• ALJ Shaw Issues Recommended Determination On Remedy And Bonding In Certain Gaming And Entertainment Consoles (337-TA-752)
  • June 1, 2012 | Author: Alexander E. Gasser
  • Law Firm: Oblon, Spivak, McClelland, Maier & Neustadt, L.L.P. - Alexandria Office
  • On May 18, 2012, ALJ David P. Shaw issued the public version of the Recommended Determination on Remedy and Bonding (“RD”) (dated May 7, 2012) in Certain Gaming and Entertainment Consoles, Related Software, and Components Thereof (Inv. No. 337-TA-745).

    By way of background, the investigation is based on a complaint filed by Motorola Mobility, Inc. and General Instrument Corporation (collectively, “Motorola”) alleging violation of Section 337 by Respondent Microsoft Corp. (“Microsoft”) for its importation into the U.S. and sale of certain gaming and entertainment consoles, related software, and components thereof that infringe  certain U.S. Patents.  See our November 24, 2010 post for more details.  On April 23, 2012, ALJ Shaw issued the Initial Determination (“ID”) which found that a violation of Section 337 occurred in this investigation by Microsoft by reason of infringement of certain valid claims of U.S. Patent Nos. 5,357,571 (the ‘571 patent); 6,069,896 (the ‘896 patent); 6,980,596 (the ‘596 patent); and 7,162,094 (the ‘094 patent).  See our May 24, 2012 post for more details on the public version of the ID.

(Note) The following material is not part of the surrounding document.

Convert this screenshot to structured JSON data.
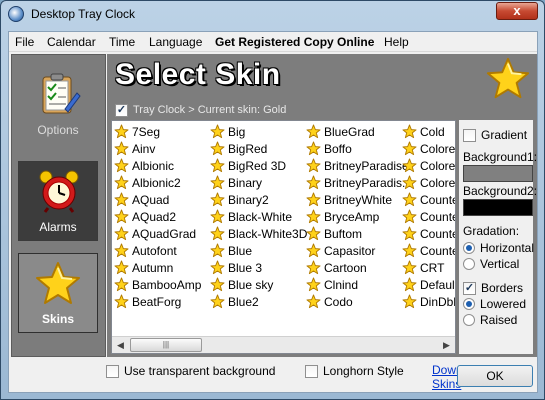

    With respect to remedy, Motorola sought a limited exclusion order (“LEO”) against Microsoft, and its affiliated companies, related business entities, and successors or assigns, barring from entry into the U.S. all gaming and entertainment consoles, related software, and components thereof found to infringe one or more of the asserted claims of the patents-in-suit.  According to the RD, Microsoft argued this would be contrary to the public interest, citing only two primary competitors to Microsoft’s gaming system; the Sony Playstation and the Nintendo Wii.  ALJ Shaw rejected Microsoft’s argument, on the grounds that (i) Microsoft did not show that Sony or Nintendo would fail to meet the demand for consumer video gaming consoles in the event the LEO issued; (ii) Microsoft did not file a response to the ITC’s solicitation of comments relating to the public interest; and (iii) there is a strong public interest in enforcing intellectual property rights.  Accordingly, ALJ Shaw recommended that in the event a violation is ultimately found, the Commission should issue an LEO, which should contain a certification provision to facilitate proper enforcement.  Such a provision permits entities whose products are potentially excludable to certify, pursuant to procedures specified by the U.S. Customs and Border Protection, that they are familiar with the terms of the order, and to the best of their knowledge, the products being imported are not excluded from entry under the order.  ALJ Shaw further recommended that the Commission issue a cease and desist order, since it was shown that Microsoft held commercially significant infringing inventory, centered at two distribution centers in the U.S.

    Regarding the bond amount, Motorola requested a 100% bond in light of the wide range of prices charged for infringing products and the resulting difficulty in making a price differential analysis.  In the alternative, Motorola argued that a reasonable royalty rate of 2.25% would be appropriate with respect to the ‘712, ‘571, ‘596, and ‘094 patents, and that a different, royalty rate should apply to the ‘896 patent.  Microsoft responded by arguing that the bond should be set at zero, since Motorola did not identified any consumers who purchased an Xbox console in lieu of a Motorola device, and that the purported reasonable rates were excessive, between 16 and 45 times the maximum rates charged by licensors in the standards pool applicable to certain of the asserted patents.  ALJ Shaw stated that the patent pools Microsoft referred to did not include the Motorola patents, the ‘896 patent was not even subject to any obligation by Motorola to license at a reasonable and non-discriminatory rate, and Microsoft did not propose an allegedly more reasonable royalty rate.  ALJ Shaw recommended that any bond required to be posted by Microsoft during the Presidential review period be seven percent of the wholesale price of the products at issue.